Survivors of trauma, loss, illness, abuse, stress, and depression can face seemingly insurmountable obstacles. But today, a growing body of scientific evidence suggests that horses play a crucial role in therapy for those struggling with significant psychological and emotional challenges. Horses respond to angry, inhibited, heartbroken, defiant, terrified clients in many different ways, often breaking through defensive barriers via their physical presence, or by pointing to areas of psychological distress not immediately apparent. The horse’s response guides the treatment team, as well as the client, in the healing process.

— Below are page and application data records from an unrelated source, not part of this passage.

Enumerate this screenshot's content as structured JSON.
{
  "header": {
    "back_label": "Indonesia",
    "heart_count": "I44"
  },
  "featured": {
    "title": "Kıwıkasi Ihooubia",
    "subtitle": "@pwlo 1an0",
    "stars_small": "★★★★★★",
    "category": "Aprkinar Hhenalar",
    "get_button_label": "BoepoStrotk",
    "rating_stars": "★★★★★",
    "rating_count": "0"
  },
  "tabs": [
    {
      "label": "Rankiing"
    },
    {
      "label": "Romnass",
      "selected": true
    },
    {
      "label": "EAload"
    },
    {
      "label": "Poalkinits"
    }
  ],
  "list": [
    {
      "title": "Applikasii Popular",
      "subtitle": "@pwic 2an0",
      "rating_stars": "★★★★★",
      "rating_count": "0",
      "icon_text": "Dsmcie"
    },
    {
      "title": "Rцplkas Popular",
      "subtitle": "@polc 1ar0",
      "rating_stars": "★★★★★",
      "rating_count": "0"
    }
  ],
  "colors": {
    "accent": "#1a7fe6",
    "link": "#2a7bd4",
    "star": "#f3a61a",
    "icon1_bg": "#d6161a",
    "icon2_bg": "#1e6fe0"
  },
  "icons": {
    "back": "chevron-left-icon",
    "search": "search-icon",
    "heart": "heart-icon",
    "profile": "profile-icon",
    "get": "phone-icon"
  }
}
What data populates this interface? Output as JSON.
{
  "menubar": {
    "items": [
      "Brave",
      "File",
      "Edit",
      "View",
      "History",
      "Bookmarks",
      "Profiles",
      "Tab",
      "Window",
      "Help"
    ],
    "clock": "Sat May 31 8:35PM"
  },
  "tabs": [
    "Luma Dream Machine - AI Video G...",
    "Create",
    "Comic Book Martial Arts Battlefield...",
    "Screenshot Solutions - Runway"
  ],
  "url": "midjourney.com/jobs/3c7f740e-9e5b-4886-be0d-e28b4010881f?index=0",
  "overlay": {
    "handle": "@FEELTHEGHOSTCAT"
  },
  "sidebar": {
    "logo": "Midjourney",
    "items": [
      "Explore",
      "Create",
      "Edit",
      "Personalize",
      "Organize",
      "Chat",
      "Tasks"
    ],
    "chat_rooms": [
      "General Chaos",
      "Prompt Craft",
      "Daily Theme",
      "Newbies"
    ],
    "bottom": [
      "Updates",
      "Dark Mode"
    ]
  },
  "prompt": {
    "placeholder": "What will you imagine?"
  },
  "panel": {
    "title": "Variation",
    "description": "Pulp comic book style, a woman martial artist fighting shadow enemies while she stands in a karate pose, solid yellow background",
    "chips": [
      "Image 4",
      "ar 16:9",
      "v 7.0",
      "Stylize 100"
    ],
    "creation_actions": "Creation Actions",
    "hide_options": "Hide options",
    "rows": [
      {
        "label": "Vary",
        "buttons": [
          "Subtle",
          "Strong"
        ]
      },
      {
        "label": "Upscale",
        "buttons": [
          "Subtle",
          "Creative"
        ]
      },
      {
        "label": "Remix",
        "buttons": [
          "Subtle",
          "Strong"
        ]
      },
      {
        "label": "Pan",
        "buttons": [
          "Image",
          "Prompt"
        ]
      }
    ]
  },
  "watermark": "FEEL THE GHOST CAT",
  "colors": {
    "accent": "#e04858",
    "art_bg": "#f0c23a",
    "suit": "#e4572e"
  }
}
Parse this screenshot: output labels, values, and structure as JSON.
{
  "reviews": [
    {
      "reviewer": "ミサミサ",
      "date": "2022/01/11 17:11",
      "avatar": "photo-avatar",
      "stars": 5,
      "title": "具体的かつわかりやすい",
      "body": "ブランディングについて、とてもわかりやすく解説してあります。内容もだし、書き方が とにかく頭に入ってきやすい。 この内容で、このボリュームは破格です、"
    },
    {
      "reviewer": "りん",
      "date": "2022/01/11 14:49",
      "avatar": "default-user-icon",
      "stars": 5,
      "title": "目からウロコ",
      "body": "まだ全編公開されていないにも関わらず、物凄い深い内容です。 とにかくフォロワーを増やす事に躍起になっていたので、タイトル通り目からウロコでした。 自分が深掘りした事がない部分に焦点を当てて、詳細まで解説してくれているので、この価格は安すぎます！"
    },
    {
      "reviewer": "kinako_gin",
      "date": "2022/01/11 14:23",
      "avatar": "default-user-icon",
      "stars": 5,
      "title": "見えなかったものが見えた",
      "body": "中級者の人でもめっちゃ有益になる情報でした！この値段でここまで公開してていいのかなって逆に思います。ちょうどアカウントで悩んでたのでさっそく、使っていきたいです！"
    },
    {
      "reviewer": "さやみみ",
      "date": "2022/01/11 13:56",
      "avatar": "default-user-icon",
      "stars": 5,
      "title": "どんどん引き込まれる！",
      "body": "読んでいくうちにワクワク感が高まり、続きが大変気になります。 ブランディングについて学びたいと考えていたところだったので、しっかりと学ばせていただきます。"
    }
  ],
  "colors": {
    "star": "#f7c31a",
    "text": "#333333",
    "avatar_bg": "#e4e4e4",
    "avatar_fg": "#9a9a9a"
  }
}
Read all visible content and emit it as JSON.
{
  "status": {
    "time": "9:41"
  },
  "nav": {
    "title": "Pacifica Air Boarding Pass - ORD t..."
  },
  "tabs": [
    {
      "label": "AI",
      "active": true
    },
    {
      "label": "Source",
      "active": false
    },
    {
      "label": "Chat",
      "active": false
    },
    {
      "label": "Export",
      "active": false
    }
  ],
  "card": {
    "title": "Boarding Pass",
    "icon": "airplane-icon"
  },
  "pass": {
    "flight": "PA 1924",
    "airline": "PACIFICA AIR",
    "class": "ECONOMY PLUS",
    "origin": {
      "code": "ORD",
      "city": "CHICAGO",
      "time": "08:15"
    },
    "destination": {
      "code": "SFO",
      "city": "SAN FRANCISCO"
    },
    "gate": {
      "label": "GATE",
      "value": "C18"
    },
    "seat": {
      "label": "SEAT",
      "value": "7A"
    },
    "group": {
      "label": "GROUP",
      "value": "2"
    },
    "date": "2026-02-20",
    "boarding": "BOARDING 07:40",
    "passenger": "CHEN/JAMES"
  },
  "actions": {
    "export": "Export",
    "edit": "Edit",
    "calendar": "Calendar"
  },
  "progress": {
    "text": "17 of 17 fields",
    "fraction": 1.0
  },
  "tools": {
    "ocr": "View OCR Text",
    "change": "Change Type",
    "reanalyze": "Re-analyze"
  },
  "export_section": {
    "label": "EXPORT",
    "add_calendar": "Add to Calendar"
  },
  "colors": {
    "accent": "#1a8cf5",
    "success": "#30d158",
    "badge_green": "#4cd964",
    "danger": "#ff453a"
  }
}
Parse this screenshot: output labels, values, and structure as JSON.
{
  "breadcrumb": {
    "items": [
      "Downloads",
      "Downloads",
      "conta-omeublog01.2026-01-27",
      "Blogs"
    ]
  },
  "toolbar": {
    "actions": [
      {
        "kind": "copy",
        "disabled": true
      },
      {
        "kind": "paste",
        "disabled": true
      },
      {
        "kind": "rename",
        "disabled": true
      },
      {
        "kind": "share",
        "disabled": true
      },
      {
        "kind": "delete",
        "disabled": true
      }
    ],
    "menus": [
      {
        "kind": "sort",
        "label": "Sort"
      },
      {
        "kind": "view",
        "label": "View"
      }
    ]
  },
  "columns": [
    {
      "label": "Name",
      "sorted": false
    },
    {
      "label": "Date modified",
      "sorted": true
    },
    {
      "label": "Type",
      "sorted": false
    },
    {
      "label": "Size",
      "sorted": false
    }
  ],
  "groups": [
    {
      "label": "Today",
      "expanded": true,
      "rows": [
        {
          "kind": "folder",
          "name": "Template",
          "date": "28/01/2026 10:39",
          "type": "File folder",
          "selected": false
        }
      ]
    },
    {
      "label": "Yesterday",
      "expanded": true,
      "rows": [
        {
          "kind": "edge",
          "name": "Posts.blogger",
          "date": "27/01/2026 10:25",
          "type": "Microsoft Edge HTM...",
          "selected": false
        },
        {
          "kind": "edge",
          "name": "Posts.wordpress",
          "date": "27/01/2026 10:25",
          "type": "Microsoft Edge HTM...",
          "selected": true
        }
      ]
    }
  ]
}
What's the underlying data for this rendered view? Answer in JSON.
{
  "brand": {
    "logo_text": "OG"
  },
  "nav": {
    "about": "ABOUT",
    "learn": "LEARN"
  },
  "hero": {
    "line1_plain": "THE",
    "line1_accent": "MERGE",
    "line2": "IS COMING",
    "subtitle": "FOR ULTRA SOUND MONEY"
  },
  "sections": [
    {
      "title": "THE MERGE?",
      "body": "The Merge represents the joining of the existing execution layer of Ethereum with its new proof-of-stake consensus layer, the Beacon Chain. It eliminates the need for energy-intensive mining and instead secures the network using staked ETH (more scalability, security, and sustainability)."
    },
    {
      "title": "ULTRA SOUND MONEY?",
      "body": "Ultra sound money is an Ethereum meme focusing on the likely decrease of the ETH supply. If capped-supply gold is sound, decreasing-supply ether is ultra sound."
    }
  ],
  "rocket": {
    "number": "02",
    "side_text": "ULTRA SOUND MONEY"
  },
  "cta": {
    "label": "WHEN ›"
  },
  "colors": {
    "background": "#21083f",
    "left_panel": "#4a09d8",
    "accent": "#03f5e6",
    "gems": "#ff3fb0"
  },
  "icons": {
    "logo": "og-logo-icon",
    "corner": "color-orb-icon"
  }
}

Inspired by her own childhood trauma when she spent seven days in a coma, awakened to a severely compromised body and brain, and rebuilt her life with the help of a horse, Michelle Holling-Brooks founded Unbridled Change, a non-profit equine-partnered therapy organization that helps match horses to individuals in need. Here she shares the amazing stories of the horses that play active roles in counseling sessions: Ashley was locked in closets as punishment, and physically and sexually abused, resulting in an angry and violent child who threatened her adoptive family—until she met Cocoa and Radar, the horses that helped her learn to trust again. Brenda was diagnosed bipolar and lived through humiliating domestic abuse, but three horses—Delilah, Wisky, and Diesel—helped her establish a sense of self-worth, hope for the future, and ultimately, the will to go on. Nick was an angry, suicidal veteran with combat PTSD, who eventually acknowledged, "The horses literally saved my life."